Have you studied the efficacy of just biochar without the enrichment that probably increases significantly the cost of the process 

 

200 kg of chipped hemp fibre were used as the feedstock to produce the enriched biochar. Hemp was chosen as a biochar feedstock due to its porous structure enhancing its ability to adsorb. 

  • 20 kg of hematite(Fe2O3), 
  • 20 kg of melanterite (FeSO4·7H2O) and 
  • 20 kg of dolomite [CaMg(CO3)2] 

were mixed into a slurry using 60–70 L of water and combined with the feedstock prior to pyrolysis.

 

Tomaso

 

Da: main@Biochar.groups.io <main@Biochar.groups.io> Per conto di Stephen Joseph
Inviato: venerdì 12 febbraio 2021 22:01
A: main@biochar.groups.io
Oggetto: Re: [Biochar] Need Help with Biochar in ag/water management

 

Dear Harry

 

This is a paper we published that may be of use to you.

 

Regards

Stephen

 

On Sat, Feb 13, 2021 at 2:34 AM Harry Groot <harry@...> wrote:

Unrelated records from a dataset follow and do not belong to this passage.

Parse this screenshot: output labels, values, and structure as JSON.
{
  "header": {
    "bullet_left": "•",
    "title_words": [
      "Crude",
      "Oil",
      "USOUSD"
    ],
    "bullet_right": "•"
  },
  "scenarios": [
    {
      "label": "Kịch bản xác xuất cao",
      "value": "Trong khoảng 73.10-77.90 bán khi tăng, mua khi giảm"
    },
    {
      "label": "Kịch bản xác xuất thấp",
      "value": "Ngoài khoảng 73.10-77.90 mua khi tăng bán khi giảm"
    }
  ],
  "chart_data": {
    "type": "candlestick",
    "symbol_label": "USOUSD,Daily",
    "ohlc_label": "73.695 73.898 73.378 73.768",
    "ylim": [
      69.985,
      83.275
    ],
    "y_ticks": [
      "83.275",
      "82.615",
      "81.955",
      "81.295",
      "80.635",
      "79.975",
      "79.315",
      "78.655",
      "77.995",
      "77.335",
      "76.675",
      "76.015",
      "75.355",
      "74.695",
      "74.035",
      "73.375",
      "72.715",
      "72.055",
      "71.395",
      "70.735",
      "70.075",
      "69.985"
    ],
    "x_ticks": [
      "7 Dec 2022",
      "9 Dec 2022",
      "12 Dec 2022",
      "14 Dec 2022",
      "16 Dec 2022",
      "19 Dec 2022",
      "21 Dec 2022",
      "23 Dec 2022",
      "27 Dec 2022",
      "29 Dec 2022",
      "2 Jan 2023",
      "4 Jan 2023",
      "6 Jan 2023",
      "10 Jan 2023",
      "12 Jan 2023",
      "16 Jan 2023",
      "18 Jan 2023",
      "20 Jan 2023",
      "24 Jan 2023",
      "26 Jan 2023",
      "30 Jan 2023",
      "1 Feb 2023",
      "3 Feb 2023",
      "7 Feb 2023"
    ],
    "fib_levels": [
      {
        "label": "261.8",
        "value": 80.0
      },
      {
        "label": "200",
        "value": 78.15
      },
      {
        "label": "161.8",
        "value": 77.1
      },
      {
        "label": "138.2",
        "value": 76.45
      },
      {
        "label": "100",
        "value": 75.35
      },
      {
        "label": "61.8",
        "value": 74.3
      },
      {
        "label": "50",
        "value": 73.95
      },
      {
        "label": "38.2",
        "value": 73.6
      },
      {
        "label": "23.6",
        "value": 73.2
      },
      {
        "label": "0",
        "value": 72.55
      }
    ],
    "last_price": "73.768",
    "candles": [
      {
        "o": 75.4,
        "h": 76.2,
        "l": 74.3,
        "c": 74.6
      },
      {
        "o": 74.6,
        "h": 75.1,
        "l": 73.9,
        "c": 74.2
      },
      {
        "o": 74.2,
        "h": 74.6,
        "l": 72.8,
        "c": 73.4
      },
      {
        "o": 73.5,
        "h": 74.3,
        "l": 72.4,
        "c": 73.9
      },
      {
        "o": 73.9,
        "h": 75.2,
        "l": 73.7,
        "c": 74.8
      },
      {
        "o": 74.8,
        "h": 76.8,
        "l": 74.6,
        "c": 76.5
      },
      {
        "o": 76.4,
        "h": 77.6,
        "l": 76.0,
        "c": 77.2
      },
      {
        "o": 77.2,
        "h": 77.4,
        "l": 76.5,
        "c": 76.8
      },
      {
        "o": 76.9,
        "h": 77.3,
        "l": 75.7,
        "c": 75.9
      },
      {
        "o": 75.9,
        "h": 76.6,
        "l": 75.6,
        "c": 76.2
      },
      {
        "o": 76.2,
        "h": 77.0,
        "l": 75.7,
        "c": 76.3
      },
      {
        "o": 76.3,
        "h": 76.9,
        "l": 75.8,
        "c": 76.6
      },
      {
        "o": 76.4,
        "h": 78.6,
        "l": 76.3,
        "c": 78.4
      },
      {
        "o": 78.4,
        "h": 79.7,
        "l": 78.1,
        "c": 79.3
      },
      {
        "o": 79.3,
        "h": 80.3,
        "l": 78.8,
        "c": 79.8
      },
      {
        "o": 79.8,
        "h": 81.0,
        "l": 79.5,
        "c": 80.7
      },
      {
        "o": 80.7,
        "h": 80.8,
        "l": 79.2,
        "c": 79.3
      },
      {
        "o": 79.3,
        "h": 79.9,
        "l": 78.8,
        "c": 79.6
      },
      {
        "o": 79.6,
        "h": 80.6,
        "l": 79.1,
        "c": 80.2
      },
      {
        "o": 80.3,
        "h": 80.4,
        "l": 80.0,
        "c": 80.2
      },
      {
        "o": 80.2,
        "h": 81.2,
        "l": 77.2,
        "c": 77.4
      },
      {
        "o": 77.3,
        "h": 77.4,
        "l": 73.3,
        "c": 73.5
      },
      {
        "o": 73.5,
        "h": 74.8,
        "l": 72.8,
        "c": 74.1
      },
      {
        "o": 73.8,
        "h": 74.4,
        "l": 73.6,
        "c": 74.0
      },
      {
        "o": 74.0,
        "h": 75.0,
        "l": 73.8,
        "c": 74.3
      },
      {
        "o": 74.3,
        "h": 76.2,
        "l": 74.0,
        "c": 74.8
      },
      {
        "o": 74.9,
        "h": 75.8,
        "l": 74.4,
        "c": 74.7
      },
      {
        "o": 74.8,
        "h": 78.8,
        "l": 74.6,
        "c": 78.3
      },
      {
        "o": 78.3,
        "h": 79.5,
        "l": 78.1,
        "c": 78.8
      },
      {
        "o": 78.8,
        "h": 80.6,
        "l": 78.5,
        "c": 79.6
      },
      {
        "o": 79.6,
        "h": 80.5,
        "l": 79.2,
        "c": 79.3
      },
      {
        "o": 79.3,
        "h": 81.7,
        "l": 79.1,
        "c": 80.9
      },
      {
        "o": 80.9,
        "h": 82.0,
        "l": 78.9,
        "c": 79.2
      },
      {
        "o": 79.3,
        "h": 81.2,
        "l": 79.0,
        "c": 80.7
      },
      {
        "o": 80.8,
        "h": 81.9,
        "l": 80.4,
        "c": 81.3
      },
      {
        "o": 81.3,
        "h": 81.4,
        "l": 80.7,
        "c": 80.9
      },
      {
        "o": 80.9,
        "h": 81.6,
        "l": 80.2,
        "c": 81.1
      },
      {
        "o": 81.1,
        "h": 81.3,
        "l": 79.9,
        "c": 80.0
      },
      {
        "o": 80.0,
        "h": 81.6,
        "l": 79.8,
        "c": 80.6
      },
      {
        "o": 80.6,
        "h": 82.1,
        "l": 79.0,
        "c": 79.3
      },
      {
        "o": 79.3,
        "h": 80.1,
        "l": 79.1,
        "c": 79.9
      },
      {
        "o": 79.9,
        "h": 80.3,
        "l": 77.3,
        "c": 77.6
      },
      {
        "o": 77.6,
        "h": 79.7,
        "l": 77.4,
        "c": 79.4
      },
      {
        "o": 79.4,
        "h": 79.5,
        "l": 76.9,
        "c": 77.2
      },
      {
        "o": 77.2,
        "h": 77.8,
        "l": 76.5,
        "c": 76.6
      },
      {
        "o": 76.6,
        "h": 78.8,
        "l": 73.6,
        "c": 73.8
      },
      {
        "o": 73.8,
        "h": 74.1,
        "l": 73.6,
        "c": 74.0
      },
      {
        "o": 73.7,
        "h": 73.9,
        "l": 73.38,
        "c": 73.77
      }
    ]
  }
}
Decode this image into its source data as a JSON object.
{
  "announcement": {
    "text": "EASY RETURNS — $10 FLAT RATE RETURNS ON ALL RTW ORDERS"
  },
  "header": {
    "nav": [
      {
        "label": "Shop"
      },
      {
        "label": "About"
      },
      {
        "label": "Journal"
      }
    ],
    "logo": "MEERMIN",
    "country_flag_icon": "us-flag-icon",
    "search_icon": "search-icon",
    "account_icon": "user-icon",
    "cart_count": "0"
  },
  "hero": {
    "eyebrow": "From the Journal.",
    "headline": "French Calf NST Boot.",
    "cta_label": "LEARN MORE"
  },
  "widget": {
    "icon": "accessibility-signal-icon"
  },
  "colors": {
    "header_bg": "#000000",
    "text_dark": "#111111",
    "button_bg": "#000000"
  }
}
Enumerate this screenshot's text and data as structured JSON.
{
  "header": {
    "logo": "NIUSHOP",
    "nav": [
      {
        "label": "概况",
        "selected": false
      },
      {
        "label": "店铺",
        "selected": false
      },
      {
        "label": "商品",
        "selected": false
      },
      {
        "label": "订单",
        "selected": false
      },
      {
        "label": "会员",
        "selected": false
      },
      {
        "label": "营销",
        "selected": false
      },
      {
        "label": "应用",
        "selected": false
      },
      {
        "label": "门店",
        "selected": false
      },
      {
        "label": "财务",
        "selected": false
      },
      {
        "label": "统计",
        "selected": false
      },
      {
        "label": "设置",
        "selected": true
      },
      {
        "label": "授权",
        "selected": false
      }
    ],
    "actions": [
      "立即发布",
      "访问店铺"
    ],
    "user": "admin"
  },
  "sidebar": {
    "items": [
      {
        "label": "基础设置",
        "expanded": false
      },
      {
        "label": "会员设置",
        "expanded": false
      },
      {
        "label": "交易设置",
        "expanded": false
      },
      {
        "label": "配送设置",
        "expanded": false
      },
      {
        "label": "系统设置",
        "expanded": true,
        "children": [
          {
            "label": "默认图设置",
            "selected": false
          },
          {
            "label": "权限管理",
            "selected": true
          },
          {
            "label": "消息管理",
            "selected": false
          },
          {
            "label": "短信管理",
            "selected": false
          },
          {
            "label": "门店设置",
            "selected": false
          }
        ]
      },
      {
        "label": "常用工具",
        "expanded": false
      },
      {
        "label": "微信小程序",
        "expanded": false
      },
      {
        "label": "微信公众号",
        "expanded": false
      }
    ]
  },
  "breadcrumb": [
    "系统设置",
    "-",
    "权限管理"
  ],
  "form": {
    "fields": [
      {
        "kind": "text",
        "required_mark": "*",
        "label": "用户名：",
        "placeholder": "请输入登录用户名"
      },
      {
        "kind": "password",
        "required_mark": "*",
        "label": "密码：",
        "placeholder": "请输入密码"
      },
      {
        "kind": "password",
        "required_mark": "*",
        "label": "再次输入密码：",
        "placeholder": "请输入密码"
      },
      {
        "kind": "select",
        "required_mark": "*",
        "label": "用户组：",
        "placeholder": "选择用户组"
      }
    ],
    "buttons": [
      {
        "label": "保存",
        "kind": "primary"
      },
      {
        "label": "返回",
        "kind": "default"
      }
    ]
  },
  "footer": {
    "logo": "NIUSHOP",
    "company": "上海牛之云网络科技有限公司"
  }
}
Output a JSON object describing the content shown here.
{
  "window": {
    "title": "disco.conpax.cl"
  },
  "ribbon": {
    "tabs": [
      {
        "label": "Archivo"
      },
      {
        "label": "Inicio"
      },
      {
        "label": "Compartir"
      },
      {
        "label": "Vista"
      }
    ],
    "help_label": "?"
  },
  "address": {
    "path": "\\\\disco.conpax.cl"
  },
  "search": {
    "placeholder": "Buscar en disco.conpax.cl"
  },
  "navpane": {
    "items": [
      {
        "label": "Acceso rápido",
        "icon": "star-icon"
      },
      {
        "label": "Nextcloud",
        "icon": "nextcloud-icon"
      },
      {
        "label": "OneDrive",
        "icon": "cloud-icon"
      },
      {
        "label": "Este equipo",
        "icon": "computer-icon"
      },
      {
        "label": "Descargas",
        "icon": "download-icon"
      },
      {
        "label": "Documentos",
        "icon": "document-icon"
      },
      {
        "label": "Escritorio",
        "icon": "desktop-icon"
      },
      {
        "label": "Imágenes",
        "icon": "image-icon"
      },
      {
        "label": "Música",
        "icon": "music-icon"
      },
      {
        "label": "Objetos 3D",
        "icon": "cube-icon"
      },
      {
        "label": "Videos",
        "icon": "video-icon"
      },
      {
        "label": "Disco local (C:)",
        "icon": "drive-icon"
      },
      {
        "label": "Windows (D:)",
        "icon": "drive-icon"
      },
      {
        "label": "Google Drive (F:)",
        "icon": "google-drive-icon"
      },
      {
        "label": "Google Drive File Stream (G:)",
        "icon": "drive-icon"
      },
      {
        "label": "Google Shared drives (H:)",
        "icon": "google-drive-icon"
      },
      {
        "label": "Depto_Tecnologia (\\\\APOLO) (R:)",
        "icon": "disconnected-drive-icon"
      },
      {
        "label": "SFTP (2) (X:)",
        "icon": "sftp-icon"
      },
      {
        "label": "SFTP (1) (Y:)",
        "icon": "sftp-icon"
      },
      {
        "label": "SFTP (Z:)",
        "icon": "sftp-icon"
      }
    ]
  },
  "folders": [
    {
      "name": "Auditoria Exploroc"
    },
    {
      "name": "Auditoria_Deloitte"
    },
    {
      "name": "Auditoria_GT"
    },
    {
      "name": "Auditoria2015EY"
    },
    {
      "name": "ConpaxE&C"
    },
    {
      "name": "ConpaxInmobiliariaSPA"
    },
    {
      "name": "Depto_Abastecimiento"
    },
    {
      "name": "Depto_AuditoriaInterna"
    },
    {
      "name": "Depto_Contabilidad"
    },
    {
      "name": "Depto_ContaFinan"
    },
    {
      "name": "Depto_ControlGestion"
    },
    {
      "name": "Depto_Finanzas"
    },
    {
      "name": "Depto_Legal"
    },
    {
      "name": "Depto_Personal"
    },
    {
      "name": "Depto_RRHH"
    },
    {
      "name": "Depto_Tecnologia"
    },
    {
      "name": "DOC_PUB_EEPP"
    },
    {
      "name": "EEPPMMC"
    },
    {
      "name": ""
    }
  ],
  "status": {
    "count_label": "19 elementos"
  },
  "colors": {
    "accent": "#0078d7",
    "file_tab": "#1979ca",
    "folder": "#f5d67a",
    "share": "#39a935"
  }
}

Received an inquiry from a Lake States SWCD interested in the potential role bichar could play in ag drainage management. Specifically, the nutrients moving in those systems. Can anyone point me to published research on the topic, or direct me to anyone working in the ag-water space, specifically on how biochar may be able to mitigate nutrient runoff concerns?

 

I assume recycling the nutrient rich char back into the soil would be of interest...or should be...so experience or research in that practice would be useful, too.

 

Thanks,

 

H